• **Problem requirements**
Scan the material for the word "screenshot" and copy each line where it occurs.
-- Data shown follows --
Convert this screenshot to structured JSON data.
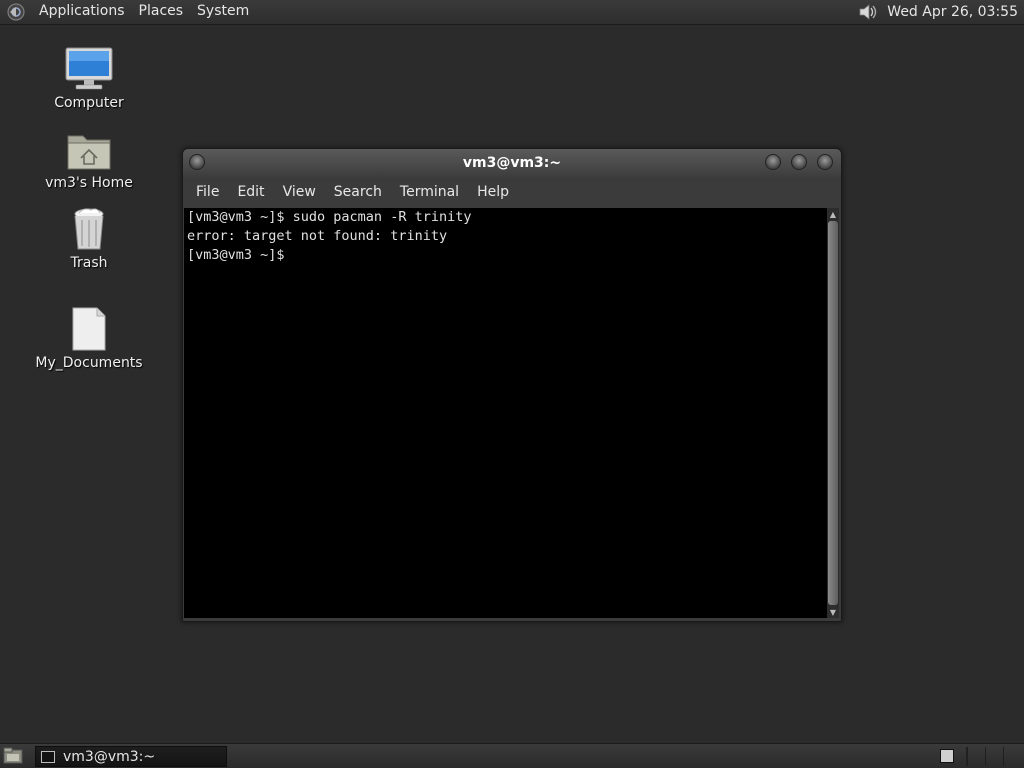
{
  "top_panel": {
    "menus": [
      "Applications",
      "Places",
      "System"
    ],
    "clock": "Wed Apr 26, 03:55"
  },
  "desktop": {
    "icons": [
      {
        "label": "Computer",
        "icon": "computer-icon"
      },
      {
        "label": "vm3's Home",
        "icon": "home-folder-icon"
      },
      {
        "label": "Trash",
        "icon": "trash-icon"
      },
      {
        "label": "My_Documents",
        "icon": "document-icon"
      }
    ]
  },
  "terminal": {
    "title": "vm3@vm3:~",
    "menu": [
      "File",
      "Edit",
      "View",
      "Search",
      "Terminal",
      "Help"
    ],
    "lines": [
      "[vm3@vm3 ~]$ sudo pacman -R trinity",
      "error: target not found: trinity",
      "[vm3@vm3 ~]$ "
    ]
  },
  "taskbar": {
    "tasks": [
      {
        "label": "vm3@vm3:~",
        "icon": "terminal-icon"
      }
    ]
  },
  "colors": {
    "desktop_bg": "#2b2b2b",
    "terminal_bg": "#000000",
    "terminal_fg": "#e0e0e0",
    "panel_bg": "#333333"
  }
}
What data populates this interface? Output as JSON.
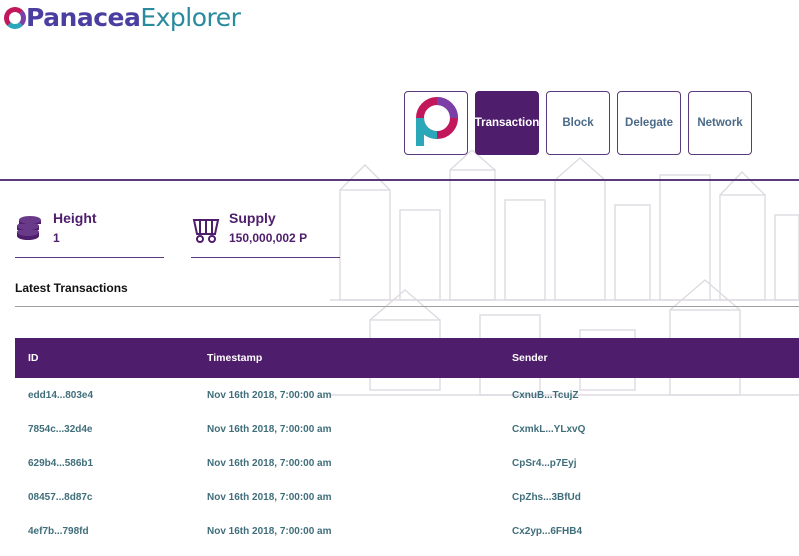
{
  "app": {
    "logo_part1": "Panacea",
    "logo_part2": "Explorer"
  },
  "nav": [
    {
      "label": "Transaction",
      "active": true
    },
    {
      "label": "Block",
      "active": false
    },
    {
      "label": "Delegate",
      "active": false
    },
    {
      "label": "Network",
      "active": false
    }
  ],
  "stats": {
    "height": {
      "label": "Height",
      "value": "1"
    },
    "supply": {
      "label": "Supply",
      "value": "150,000,002 P"
    }
  },
  "latest": {
    "title": "Latest Transactions",
    "columns": [
      "ID",
      "Timestamp",
      "Sender"
    ],
    "rows": [
      {
        "id": "edd14...803e4",
        "timestamp": "Nov 16th 2018, 7:00:00 am",
        "sender": "CxnuB...TcujZ"
      },
      {
        "id": "7854c...32d4e",
        "timestamp": "Nov 16th 2018, 7:00:00 am",
        "sender": "CxmkL...YLxvQ"
      },
      {
        "id": "629b4...586b1",
        "timestamp": "Nov 16th 2018, 7:00:00 am",
        "sender": "CpSr4...p7Eyj"
      },
      {
        "id": "08457...8d87c",
        "timestamp": "Nov 16th 2018, 7:00:00 am",
        "sender": "CpZhs...3BfUd"
      },
      {
        "id": "4ef7b...798fd",
        "timestamp": "Nov 16th 2018, 7:00:00 am",
        "sender": "Cx2yp...6FHB4"
      }
    ]
  },
  "colors": {
    "brand": "#4e1d6b",
    "accent": "#2a8a9e",
    "link": "#3f6e7a"
  },
  "icons": {
    "height": "coin-stack-icon",
    "supply": "mine-cart-icon",
    "nav_logo": "panacea-p-logo-icon"
  }
}
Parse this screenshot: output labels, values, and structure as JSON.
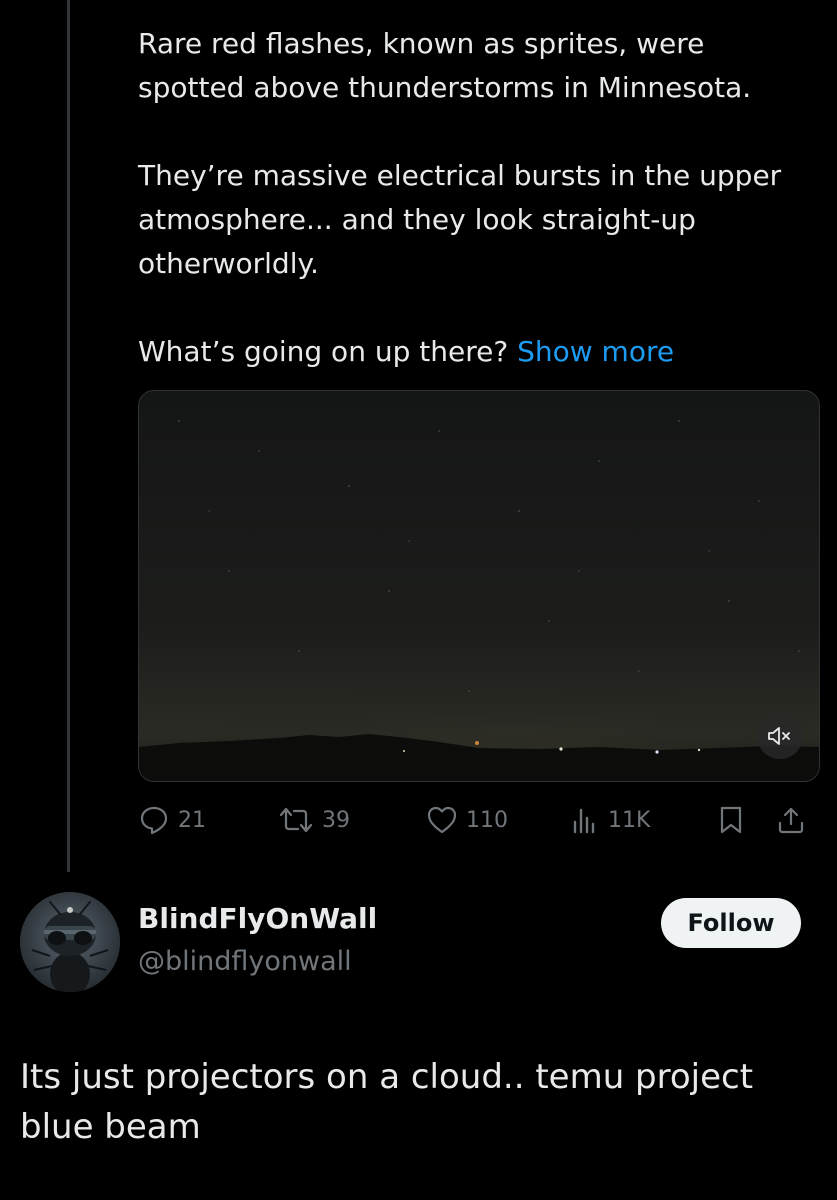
{
  "tweet": {
    "paragraphs": [
      "Rare red flashes, known as sprites, were spotted above thunderstorms in Minnesota.",
      "They’re massive electrical bursts in the upper atmosphere... and they look straight-up otherworldly.",
      "What’s going on up there?"
    ],
    "show_more_label": "Show more",
    "media": {
      "mute_icon": "speaker-muted-icon"
    },
    "actions": {
      "reply_count": "21",
      "retweet_count": "39",
      "like_count": "110",
      "views_count": "11K",
      "icons": [
        "reply-icon",
        "retweet-icon",
        "like-icon",
        "views-icon",
        "bookmark-icon",
        "share-icon"
      ]
    }
  },
  "reply": {
    "display_name": "BlindFlyOnWall",
    "handle": "@blindflyonwall",
    "follow_label": "Follow",
    "text": "Its just projectors on a cloud.. temu project blue beam"
  },
  "colors": {
    "background": "#000000",
    "text": "#e7e9ea",
    "muted": "#71767b",
    "link": "#1d9bf0",
    "follow_bg": "#eff3f4"
  }
}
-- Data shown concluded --
• **Completed task**
Convert this screenshot to structured JSON data.
Parse this screenshot: output labels, values, and structure as JSON.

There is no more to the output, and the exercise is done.